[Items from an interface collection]
____________________

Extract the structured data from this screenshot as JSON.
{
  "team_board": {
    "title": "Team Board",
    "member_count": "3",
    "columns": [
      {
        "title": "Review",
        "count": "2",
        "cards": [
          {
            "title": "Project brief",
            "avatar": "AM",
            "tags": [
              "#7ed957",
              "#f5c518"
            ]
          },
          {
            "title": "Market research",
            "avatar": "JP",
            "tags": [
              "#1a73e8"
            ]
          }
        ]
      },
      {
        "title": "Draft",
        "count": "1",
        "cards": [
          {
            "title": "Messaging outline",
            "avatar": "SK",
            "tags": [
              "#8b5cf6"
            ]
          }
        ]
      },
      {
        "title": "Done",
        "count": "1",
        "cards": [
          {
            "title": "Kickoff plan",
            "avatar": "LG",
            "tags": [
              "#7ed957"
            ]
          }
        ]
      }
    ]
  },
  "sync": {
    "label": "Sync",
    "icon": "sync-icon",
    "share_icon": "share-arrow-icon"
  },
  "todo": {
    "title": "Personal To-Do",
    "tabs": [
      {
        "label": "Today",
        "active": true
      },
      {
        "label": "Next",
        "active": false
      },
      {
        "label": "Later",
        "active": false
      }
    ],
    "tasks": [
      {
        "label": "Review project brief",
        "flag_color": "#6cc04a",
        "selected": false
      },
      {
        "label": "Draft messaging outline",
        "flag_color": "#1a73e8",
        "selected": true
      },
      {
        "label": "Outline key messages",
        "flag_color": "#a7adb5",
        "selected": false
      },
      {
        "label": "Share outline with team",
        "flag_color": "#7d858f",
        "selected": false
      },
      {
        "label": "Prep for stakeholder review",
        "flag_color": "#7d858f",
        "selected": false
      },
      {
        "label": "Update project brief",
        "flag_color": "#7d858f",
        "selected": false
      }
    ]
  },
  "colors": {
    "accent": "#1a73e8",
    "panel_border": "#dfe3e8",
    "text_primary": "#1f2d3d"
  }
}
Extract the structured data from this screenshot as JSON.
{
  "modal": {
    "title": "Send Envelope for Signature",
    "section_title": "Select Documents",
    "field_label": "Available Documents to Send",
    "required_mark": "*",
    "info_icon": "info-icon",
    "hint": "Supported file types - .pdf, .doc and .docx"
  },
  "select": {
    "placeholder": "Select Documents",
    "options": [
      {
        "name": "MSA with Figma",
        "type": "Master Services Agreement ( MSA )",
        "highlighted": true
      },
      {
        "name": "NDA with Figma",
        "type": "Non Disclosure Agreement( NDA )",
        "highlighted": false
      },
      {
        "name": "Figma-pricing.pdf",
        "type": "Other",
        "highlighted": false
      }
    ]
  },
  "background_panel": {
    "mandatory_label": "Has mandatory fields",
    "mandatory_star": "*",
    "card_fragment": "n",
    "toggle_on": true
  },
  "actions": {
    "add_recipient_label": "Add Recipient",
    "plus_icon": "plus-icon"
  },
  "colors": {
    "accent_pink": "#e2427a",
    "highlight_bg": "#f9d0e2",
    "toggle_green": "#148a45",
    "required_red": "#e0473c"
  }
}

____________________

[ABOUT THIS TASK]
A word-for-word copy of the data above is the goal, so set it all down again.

[YOUR RESPONSE]
Extract the structured data from this screenshot as JSON.
{
  "team_board": {
    "title": "Team Board",
    "member_count": "3",
    "columns": [
      {
        "title": "Review",
        "count": "2",
        "cards": [
          {
            "title": "Project brief",
            "avatar": "AM",
            "tags": [
              "#7ed957",
              "#f5c518"
            ]
          },
          {
            "title": "Market research",
            "avatar": "JP",
            "tags": [
              "#1a73e8"
            ]
          }
        ]
      },
      {
        "title": "Draft",
        "count": "1",
        "cards": [
          {
            "title": "Messaging outline",
            "avatar": "SK",
            "tags": [
              "#8b5cf6"
            ]
          }
        ]
      },
      {
        "title": "Done",
        "count": "1",
        "cards": [
          {
            "title": "Kickoff plan",
            "avatar": "LG",
            "tags": [
              "#7ed957"
            ]
          }
        ]
      }
    ]
  },
  "sync": {
    "label": "Sync",
    "icon": "sync-icon",
    "share_icon": "share-arrow-icon"
  },
  "todo": {
    "title": "Personal To-Do",
    "tabs": [
      {
        "label": "Today",
        "active": true
      },
      {
        "label": "Next",
        "active": false
      },
      {
        "label": "Later",
        "active": false
      }
    ],
    "tasks": [
      {
        "label": "Review project brief",
        "flag_color": "#6cc04a",
        "selected": false
      },
      {
        "label": "Draft messaging outline",
        "flag_color": "#1a73e8",
        "selected": true
      },
      {
        "label": "Outline key messages",
        "flag_color": "#a7adb5",
        "selected": false
      },
      {
        "label": "Share outline with team",
        "flag_color": "#7d858f",
        "selected": false
      },
      {
        "label": "Prep for stakeholder review",
        "flag_color": "#7d858f",
        "selected": false
      },
      {
        "label": "Update project brief",
        "flag_color": "#7d858f",
        "selected": false
      }
    ]
  },
  "colors": {
    "accent": "#1a73e8",
    "panel_border": "#dfe3e8",
    "text_primary": "#1f2d3d"
  }
}
Extract the structured data from this screenshot as JSON.
{
  "modal": {
    "title": "Send Envelope for Signature",
    "section_title": "Select Documents",
    "field_label": "Available Documents to Send",
    "required_mark": "*",
    "info_icon": "info-icon",
    "hint": "Supported file types - .pdf, .doc and .docx"
  },
  "select": {
    "placeholder": "Select Documents",
    "options": [
      {
        "name": "MSA with Figma",
        "type": "Master Services Agreement ( MSA )",
        "highlighted": true
      },
      {
        "name": "NDA with Figma",
        "type": "Non Disclosure Agreement( NDA )",
        "highlighted": false
      },
      {
        "name": "Figma-pricing.pdf",
        "type": "Other",
        "highlighted": false
      }
    ]
  },
  "background_panel": {
    "mandatory_label": "Has mandatory fields",
    "mandatory_star": "*",
    "card_fragment": "n",
    "toggle_on": true
  },
  "actions": {
    "add_recipient_label": "Add Recipient",
    "plus_icon": "plus-icon"
  },
  "colors": {
    "accent_pink": "#e2427a",
    "highlight_bg": "#f9d0e2",
    "toggle_green": "#148a45",
    "required_red": "#e0473c"
  }
}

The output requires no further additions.